■ Exercise input:
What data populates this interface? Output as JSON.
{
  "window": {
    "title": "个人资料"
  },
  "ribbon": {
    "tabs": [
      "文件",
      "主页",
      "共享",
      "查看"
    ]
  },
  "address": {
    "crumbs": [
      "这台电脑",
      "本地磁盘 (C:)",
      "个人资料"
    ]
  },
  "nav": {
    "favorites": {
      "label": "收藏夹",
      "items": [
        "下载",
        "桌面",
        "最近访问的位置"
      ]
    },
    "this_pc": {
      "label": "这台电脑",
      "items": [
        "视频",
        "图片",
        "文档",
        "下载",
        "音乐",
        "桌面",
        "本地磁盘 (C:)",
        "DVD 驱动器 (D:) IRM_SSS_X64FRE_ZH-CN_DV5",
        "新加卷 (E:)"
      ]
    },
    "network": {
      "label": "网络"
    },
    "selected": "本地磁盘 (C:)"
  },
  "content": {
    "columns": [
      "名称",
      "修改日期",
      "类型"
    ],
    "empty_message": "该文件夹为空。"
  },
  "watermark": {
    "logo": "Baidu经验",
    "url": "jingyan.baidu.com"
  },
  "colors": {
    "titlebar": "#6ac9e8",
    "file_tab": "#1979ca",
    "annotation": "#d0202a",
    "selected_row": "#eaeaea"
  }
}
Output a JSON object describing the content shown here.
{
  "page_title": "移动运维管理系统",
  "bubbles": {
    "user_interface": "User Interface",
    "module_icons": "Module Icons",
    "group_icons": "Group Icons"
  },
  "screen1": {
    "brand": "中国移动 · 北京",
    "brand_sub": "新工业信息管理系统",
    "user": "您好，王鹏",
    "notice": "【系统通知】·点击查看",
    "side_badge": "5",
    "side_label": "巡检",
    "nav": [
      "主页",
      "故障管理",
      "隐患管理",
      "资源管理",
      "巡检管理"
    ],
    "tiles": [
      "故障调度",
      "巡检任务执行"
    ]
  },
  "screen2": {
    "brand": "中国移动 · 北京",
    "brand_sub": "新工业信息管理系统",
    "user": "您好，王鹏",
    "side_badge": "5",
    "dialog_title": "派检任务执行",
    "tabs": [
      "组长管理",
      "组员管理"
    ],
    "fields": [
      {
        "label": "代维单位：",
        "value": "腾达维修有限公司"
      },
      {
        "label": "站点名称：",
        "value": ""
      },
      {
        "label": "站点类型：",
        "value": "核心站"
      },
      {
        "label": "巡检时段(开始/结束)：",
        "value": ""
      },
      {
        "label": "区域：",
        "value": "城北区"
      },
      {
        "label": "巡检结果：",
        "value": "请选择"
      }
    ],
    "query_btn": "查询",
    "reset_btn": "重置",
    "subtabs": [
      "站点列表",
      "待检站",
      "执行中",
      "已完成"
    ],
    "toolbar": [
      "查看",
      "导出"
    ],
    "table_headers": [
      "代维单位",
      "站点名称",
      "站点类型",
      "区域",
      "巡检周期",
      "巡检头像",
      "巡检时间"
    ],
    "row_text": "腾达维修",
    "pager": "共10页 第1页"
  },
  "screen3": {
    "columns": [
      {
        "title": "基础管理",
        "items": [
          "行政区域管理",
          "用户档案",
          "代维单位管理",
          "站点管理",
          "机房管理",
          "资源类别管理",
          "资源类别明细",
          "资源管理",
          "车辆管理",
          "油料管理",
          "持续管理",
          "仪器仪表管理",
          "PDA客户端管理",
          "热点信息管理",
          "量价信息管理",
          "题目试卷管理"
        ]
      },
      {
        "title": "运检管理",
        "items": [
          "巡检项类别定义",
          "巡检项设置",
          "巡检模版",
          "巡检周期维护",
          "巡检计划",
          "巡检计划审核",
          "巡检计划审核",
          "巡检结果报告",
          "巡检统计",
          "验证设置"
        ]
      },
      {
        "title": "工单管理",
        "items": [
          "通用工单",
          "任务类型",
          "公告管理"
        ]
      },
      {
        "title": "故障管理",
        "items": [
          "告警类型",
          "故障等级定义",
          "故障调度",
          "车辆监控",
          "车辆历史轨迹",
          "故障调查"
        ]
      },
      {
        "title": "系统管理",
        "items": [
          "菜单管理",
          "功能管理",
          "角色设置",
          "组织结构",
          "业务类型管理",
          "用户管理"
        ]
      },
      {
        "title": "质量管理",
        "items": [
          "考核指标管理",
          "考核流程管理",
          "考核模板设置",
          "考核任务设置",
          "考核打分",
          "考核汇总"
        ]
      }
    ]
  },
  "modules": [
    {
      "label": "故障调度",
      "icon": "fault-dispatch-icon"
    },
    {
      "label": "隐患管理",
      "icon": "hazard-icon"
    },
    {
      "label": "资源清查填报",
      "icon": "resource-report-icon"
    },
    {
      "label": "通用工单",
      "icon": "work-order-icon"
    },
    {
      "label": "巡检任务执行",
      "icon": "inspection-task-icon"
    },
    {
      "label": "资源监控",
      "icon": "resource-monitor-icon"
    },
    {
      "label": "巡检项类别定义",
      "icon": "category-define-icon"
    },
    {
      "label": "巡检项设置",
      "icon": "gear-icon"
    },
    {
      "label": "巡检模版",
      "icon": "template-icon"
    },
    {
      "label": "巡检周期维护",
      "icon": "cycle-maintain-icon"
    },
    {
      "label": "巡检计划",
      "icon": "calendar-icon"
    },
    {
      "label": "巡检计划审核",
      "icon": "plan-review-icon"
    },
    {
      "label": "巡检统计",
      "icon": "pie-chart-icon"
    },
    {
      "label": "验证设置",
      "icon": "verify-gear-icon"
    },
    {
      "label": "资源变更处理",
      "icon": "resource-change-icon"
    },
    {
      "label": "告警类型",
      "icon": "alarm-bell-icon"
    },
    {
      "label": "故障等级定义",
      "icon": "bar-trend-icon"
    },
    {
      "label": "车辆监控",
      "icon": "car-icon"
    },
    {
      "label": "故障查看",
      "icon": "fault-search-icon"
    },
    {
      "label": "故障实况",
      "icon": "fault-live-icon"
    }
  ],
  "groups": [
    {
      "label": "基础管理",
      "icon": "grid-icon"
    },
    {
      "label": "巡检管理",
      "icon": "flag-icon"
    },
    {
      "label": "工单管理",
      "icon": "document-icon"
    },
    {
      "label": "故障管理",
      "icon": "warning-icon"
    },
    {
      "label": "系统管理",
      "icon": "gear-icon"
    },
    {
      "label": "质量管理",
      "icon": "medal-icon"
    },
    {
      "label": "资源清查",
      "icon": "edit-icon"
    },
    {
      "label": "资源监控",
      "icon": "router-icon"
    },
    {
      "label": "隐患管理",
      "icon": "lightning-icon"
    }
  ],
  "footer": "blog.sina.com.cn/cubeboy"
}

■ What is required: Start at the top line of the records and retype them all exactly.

■ Result for this exercise:
What data populates this interface? Output as JSON.
{
  "window": {
    "title": "个人资料"
  },
  "ribbon": {
    "tabs": [
      "文件",
      "主页",
      "共享",
      "查看"
    ]
  },
  "address": {
    "crumbs": [
      "这台电脑",
      "本地磁盘 (C:)",
      "个人资料"
    ]
  },
  "nav": {
    "favorites": {
      "label": "收藏夹",
      "items": [
        "下载",
        "桌面",
        "最近访问的位置"
      ]
    },
    "this_pc": {
      "label": "这台电脑",
      "items": [
        "视频",
        "图片",
        "文档",
        "下载",
        "音乐",
        "桌面",
        "本地磁盘 (C:)",
        "DVD 驱动器 (D:) IRM_SSS_X64FRE_ZH-CN_DV5",
        "新加卷 (E:)"
      ]
    },
    "network": {
      "label": "网络"
    },
    "selected": "本地磁盘 (C:)"
  },
  "content": {
    "columns": [
      "名称",
      "修改日期",
      "类型"
    ],
    "empty_message": "该文件夹为空。"
  },
  "watermark": {
    "logo": "Baidu经验",
    "url": "jingyan.baidu.com"
  },
  "colors": {
    "titlebar": "#6ac9e8",
    "file_tab": "#1979ca",
    "annotation": "#d0202a",
    "selected_row": "#eaeaea"
  }
}
Output a JSON object describing the content shown here.
{
  "page_title": "移动运维管理系统",
  "bubbles": {
    "user_interface": "User Interface",
    "module_icons": "Module Icons",
    "group_icons": "Group Icons"
  },
  "screen1": {
    "brand": "中国移动 · 北京",
    "brand_sub": "新工业信息管理系统",
    "user": "您好，王鹏",
    "notice": "【系统通知】·点击查看",
    "side_badge": "5",
    "side_label": "巡检",
    "nav": [
      "主页",
      "故障管理",
      "隐患管理",
      "资源管理",
      "巡检管理"
    ],
    "tiles": [
      "故障调度",
      "巡检任务执行"
    ]
  },
  "screen2": {
    "brand": "中国移动 · 北京",
    "brand_sub": "新工业信息管理系统",
    "user": "您好，王鹏",
    "side_badge": "5",
    "dialog_title": "派检任务执行",
    "tabs": [
      "组长管理",
      "组员管理"
    ],
    "fields": [
      {
        "label": "代维单位：",
        "value": "腾达维修有限公司"
      },
      {
        "label": "站点名称：",
        "value": ""
      },
      {
        "label": "站点类型：",
        "value": "核心站"
      },
      {
        "label": "巡检时段(开始/结束)：",
        "value": ""
      },
      {
        "label": "区域：",
        "value": "城北区"
      },
      {
        "label": "巡检结果：",
        "value": "请选择"
      }
    ],
    "query_btn": "查询",
    "reset_btn": "重置",
    "subtabs": [
      "站点列表",
      "待检站",
      "执行中",
      "已完成"
    ],
    "toolbar": [
      "查看",
      "导出"
    ],
    "table_headers": [
      "代维单位",
      "站点名称",
      "站点类型",
      "区域",
      "巡检周期",
      "巡检头像",
      "巡检时间"
    ],
    "row_text": "腾达维修",
    "pager": "共10页 第1页"
  },
  "screen3": {
    "columns": [
      {
        "title": "基础管理",
        "items": [
          "行政区域管理",
          "用户档案",
          "代维单位管理",
          "站点管理",
          "机房管理",
          "资源类别管理",
          "资源类别明细",
          "资源管理",
          "车辆管理",
          "油料管理",
          "持续管理",
          "仪器仪表管理",
          "PDA客户端管理",
          "热点信息管理",
          "量价信息管理",
          "题目试卷管理"
        ]
      },
      {
        "title": "运检管理",
        "items": [
          "巡检项类别定义",
          "巡检项设置",
          "巡检模版",
          "巡检周期维护",
          "巡检计划",
          "巡检计划审核",
          "巡检计划审核",
          "巡检结果报告",
          "巡检统计",
          "验证设置"
        ]
      },
      {
        "title": "工单管理",
        "items": [
          "通用工单",
          "任务类型",
          "公告管理"
        ]
      },
      {
        "title": "故障管理",
        "items": [
          "告警类型",
          "故障等级定义",
          "故障调度",
          "车辆监控",
          "车辆历史轨迹",
          "故障调查"
        ]
      },
      {
        "title": "系统管理",
        "items": [
          "菜单管理",
          "功能管理",
          "角色设置",
          "组织结构",
          "业务类型管理",
          "用户管理"
        ]
      },
      {
        "title": "质量管理",
        "items": [
          "考核指标管理",
          "考核流程管理",
          "考核模板设置",
          "考核任务设置",
          "考核打分",
          "考核汇总"
        ]
      }
    ]
  },
  "modules": [
    {
      "label": "故障调度",
      "icon": "fault-dispatch-icon"
    },
    {
      "label": "隐患管理",
      "icon": "hazard-icon"
    },
    {
      "label": "资源清查填报",
      "icon": "resource-report-icon"
    },
    {
      "label": "通用工单",
      "icon": "work-order-icon"
    },
    {
      "label": "巡检任务执行",
      "icon": "inspection-task-icon"
    },
    {
      "label": "资源监控",
      "icon": "resource-monitor-icon"
    },
    {
      "label": "巡检项类别定义",
      "icon": "category-define-icon"
    },
    {
      "label": "巡检项设置",
      "icon": "gear-icon"
    },
    {
      "label": "巡检模版",
      "icon": "template-icon"
    },
    {
      "label": "巡检周期维护",
      "icon": "cycle-maintain-icon"
    },
    {
      "label": "巡检计划",
      "icon": "calendar-icon"
    },
    {
      "label": "巡检计划审核",
      "icon": "plan-review-icon"
    },
    {
      "label": "巡检统计",
      "icon": "pie-chart-icon"
    },
    {
      "label": "验证设置",
      "icon": "verify-gear-icon"
    },
    {
      "label": "资源变更处理",
      "icon": "resource-change-icon"
    },
    {
      "label": "告警类型",
      "icon": "alarm-bell-icon"
    },
    {
      "label": "故障等级定义",
      "icon": "bar-trend-icon"
    },
    {
      "label": "车辆监控",
      "icon": "car-icon"
    },
    {
      "label": "故障查看",
      "icon": "fault-search-icon"
    },
    {
      "label": "故障实况",
      "icon": "fault-live-icon"
    }
  ],
  "groups": [
    {
      "label": "基础管理",
      "icon": "grid-icon"
    },
    {
      "label": "巡检管理",
      "icon": "flag-icon"
    },
    {
      "label": "工单管理",
      "icon": "document-icon"
    },
    {
      "label": "故障管理",
      "icon": "warning-icon"
    },
    {
      "label": "系统管理",
      "icon": "gear-icon"
    },
    {
      "label": "质量管理",
      "icon": "medal-icon"
    },
    {
      "label": "资源清查",
      "icon": "edit-icon"
    },
    {
      "label": "资源监控",
      "icon": "router-icon"
    },
    {
      "label": "隐患管理",
      "icon": "lightning-icon"
    }
  ],
  "footer": "blog.sina.com.cn/cubeboy"
}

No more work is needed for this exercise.